I think that the new schedule does a fine job of putting a bandaid on the problem, but there  really is no way around it - the league has to go to 9 games.

Pac-12 presidents send letter asking other leagues to back reforms -

The Associated Press reported Tuesday that the presidents of Pac-12 schools have sent a joint letter to the 53 presidents of schools in the other four major FBS conferences, proposing they come together to back a set of sweeping NCAA reforms.

In addition to supporting the five major conferences' bid for autonomy within the NCAA's givernance structure, the letter outlines 10 proposed changes to the current NCAA model, many of them similar to those supported by the College Athletes Player Association.  The AP reports the letter was "spurred in part" by the move by former and current Northwestern football players to unionize under the CAPA banner.

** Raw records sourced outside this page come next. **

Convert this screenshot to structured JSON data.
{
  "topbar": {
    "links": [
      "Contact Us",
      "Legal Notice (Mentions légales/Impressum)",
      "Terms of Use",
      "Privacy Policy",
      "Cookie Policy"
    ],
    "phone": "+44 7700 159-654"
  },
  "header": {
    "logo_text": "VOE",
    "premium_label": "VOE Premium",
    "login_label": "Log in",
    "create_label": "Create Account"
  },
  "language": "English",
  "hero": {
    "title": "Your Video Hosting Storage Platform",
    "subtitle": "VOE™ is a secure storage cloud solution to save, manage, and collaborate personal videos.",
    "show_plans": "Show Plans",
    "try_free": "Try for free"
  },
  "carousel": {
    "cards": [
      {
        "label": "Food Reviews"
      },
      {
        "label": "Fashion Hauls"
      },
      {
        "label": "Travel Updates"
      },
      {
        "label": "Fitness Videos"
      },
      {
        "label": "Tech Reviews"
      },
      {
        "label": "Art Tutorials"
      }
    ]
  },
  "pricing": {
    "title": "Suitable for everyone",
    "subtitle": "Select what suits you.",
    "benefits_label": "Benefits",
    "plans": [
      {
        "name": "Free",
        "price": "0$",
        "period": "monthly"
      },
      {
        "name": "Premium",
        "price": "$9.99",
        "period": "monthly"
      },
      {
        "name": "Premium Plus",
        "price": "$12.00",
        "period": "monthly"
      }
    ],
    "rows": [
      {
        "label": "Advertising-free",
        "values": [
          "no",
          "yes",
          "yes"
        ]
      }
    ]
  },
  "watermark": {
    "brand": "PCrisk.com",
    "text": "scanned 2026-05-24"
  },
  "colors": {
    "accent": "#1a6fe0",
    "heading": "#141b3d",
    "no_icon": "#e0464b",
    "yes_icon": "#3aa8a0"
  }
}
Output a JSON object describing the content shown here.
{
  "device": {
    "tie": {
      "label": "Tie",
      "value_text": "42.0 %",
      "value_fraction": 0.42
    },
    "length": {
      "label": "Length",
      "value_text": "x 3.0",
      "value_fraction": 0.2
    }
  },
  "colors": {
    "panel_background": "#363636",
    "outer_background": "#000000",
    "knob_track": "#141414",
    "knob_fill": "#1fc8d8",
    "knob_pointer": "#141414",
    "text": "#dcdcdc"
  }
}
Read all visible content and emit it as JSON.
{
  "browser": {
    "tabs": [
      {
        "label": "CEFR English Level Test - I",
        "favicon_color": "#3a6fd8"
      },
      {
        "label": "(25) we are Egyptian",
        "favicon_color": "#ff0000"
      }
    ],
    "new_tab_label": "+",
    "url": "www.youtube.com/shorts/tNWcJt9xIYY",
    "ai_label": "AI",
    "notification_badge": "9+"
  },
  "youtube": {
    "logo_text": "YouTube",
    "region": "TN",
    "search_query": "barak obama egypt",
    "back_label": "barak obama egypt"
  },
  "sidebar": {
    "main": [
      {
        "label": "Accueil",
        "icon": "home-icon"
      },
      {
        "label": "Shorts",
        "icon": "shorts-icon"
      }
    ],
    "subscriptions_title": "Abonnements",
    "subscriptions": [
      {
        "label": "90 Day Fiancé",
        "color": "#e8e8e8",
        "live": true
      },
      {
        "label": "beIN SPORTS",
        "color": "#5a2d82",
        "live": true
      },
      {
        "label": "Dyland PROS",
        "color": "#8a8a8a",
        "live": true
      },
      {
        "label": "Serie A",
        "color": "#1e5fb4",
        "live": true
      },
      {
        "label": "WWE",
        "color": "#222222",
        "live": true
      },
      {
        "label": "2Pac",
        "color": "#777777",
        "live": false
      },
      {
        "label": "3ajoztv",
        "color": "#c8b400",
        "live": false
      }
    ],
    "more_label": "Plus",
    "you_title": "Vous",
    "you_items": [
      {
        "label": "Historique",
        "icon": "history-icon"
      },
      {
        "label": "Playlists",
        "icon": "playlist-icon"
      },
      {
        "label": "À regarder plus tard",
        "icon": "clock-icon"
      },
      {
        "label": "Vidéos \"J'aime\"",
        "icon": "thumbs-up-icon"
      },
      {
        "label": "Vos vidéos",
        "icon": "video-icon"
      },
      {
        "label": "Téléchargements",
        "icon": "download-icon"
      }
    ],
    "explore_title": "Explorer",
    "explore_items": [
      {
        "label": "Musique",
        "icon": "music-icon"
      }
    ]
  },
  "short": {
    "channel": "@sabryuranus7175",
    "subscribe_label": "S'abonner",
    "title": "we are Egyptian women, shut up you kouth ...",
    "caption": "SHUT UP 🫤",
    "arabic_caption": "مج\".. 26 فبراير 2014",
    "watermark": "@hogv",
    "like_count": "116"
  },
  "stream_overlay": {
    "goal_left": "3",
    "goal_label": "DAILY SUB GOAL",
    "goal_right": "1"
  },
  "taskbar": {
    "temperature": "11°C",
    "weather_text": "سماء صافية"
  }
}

The letter was delivered last week. Pac-12 presidents are asking for a response from the presidents of the other leagues by June 4.

A couple of things here: 1) it's cute that the PAC12 wants to be a leader.  2) Who the heck cares what the CAPA thinks?  We don't know if the Northwestern players voted in favor of unionizing, nor do we know if the National Labor Relations Board in D.C. will uphold the ruling that would even allow the union in the first place.  I guess it's entirely possible that these suggestions just happen to be very similar to the CAPA demands, but it looks more like this is running with your tail between your legs.

Finally, the idea of putting further APR (Academic Progress Rate) restrictions on post-season play seems unnecessary.  I think I would be fine with it, though, if the APR format was modified, such that teams like Alabama aren't penalized for 3-year players going into the NFL.

Alabama now waits for NCAA regional draw as Kentucky eliminates Tide from SEC tournament |

The Tide (34-22) will now have to wait for Monday's NCAA selection show to learn where it is headed for regionals. It entered the SEC tournament with a No. 24 RPI.

After climbing as high as No. 8 in the polls with a 28-11 record in mid-April, Alabama has lost 11 of its next 17.

"Fire Anthony Grant" - random Bama fan, in response to this quote

SEC Baseball Tournament first day attendance is worst since 2004 |

Heavy contingents of Alabama and Mississippi State fans helped boost attendance in the second session of the SEC Baseball Tournament at Hoover Metropolitan Stadium far above the first session. But the total attendance for Day 1 of the tournament - 11,110 -- still was the worst since 2004, according to SEC statistics.